McGrade History, Family Crest & Coats of Arms
Early Origins of the McGrade family
The surname McGrade was first found in Galway (Irish: Gaillimh) part of the province of Connacht, located on the west coast of the Island, and County Clare where they held a family seat from ancient times. They were descended from Olioll Olum, King of Munster who reigned about 130 A.D. and descended through a line of Chiefs and Kings to John O'Grady, alias O'Brady, who died in 1332 in the Clann territories of Fassaghmore in the county of Clare. His son, Sir Denis O'Grady alias O'Brady of Fassaghmore was knighted by King Henry VI of England. This great confusion of names continued into the 14th and 15th century and to make matters even more confusing the line frequently reverted from one spelling to the other. The Clann seat became established at Kilballyowen in County Limerick, and the present Chief of the Gradys (or Bradys) is one of the few Chiefs recognized in Ireland. He is Lieutenant Colonel Gerald Vogors de Courcy O'Grady. They were settled in Glenstal Abbey. Many of the name were also found in Cavan.
Early History of the McGrade family
This web page shows only a small excerpt of our McGrade research. Another 53 words (4 lines of text) are included under the topic Early McGrade History in all our PDF Extended History products and printed products wherever possible.
McGrade Spelling Variations
Spelling variations of this family name include: Grady, Brady, O'Grady, O'Brady, Braidy, Graidy, Bradie, Braidie, Braydy, Braydie, Gradie, Graidie, Graydy, Graydie, Gradaigh, Grada, Bradigan, O'Bradigan and many more.
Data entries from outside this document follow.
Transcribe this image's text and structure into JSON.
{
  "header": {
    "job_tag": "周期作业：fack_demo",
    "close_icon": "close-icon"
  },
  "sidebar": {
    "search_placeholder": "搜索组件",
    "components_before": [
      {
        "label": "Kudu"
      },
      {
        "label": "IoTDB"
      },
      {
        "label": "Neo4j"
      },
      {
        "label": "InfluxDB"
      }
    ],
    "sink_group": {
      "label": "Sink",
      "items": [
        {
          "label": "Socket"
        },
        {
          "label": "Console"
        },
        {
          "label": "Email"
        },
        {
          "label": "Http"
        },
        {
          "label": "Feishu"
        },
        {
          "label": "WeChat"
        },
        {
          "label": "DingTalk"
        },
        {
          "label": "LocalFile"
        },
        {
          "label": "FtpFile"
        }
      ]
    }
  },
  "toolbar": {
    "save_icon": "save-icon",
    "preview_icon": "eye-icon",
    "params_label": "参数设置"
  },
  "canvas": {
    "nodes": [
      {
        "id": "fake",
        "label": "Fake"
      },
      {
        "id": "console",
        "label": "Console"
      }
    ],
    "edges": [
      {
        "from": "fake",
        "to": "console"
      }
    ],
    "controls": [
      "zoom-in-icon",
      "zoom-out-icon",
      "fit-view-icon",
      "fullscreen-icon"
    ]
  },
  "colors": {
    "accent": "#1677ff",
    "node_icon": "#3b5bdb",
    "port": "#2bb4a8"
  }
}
Early Notables of the McGrade family
More information is included under the topic Early McGrade Notables in all our PDF Extended History products and printed products wherever possible.
Migration of the McGrade family
Some of the first settlers of this family name or some of its variants were: Bernard Brady who settled in Philadelphia, Pennsylvania in 1868; as did Charles, David, Denis, Edward, Francis, Henry, Hugh, James, John, Mark, Michael, Owen, Patrick, Peter, Philip, Richard, Robert, Samuel, Thomas, and William, and many more, all between 1840 and 1870.
|Contemporary Notables of the name McGrade (post 1700)
- Betty Jo McGrade, American researcher at the University of Connecticut School of Medicine, known for her research in juvenile diabetes
The motto was originally a war cry or slogan. Mottoes first began to be shown with arms in the 14th and 15th centuries, but were not in general use until the 17th century. Thus the oldest coats of arms generally do not include a motto. Mottoes seldom form part of the grant of arms: Under most heraldic authorities, a motto is an optional component of the coat of arms, and can be added to or changed at will; many families have chosen not to display a motto.
Motto: Vulneratus non victus
Motto Translation: Wounded not conquered.